SAS Operation Squatter: First mission a failure
The SAS carried out its first mission 70 years ago on 16 November 1941, attacking enemy airfields in Libya.
The special forces unit was the brainchild of David Stirling, who was a lieutenant in the Scots Guards and part of the Allied forces fighting Rommel's Afrika Korps.
Author Tony Geraghty, who wrote the book Who Dares Wins about the SAS, said that during that period of the war the German's had overwhelming air superiority in North Africa.
He said: "Stirling came up with the bright idea that if he were to attack the airfields involved he could paralyse the German air power in that quarter."
Lt Stirling convinced his superiors that small teams of specially trained soldiers could be dropped by parachute behind enemy lines to destroy enemy aircraft and supplies.
The new unit was called the detachment of the Special Air Service Brigade, to deceive the enemy into thinking that they belonged to a much larger airborne unit.
Unfortunately their first mission, codenamed Operation Squatter, was carried out in a strong gale and heavy rain.
One of the aircraft carrying the SAS men was shot down - all 15 soldiers and the crew were killed.
The official report on the mission records that the remaining SAS men were "widely dispersed and demolition material soaked".
The mission failed to destroy a single enemy aircraft.
Of the 65 SAS men who took part only 22 made it back, after trekking through the desert on foot for 36 hours to reach their rendezvous.

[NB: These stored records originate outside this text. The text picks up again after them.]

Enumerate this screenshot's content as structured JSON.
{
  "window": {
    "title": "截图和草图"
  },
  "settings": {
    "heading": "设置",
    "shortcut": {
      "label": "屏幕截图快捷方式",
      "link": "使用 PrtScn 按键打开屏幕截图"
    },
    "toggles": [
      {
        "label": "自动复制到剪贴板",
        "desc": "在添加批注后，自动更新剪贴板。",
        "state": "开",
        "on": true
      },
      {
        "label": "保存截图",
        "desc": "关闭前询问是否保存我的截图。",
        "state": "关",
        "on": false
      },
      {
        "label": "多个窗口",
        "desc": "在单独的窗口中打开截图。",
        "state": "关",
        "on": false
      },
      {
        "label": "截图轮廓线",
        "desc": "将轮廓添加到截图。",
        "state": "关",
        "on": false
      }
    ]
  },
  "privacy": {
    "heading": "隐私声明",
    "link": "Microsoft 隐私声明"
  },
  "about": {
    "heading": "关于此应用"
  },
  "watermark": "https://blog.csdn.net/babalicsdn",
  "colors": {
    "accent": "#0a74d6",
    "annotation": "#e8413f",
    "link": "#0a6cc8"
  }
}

Lt Stirling, knowing that failure would mean the end of the special forces unit, sent his remaining troops back to the airfields by land in December using jeeps, where they destroyed more than 60 planes.
The SAS was disbanded at the end of WWII, but reformed as a territorial unit in 1947 and the regiment was formally added to the Army list in 1952.
The regiment has been based at Hereford since 1960, and their original barracks was named Stirling Lines, after its founder.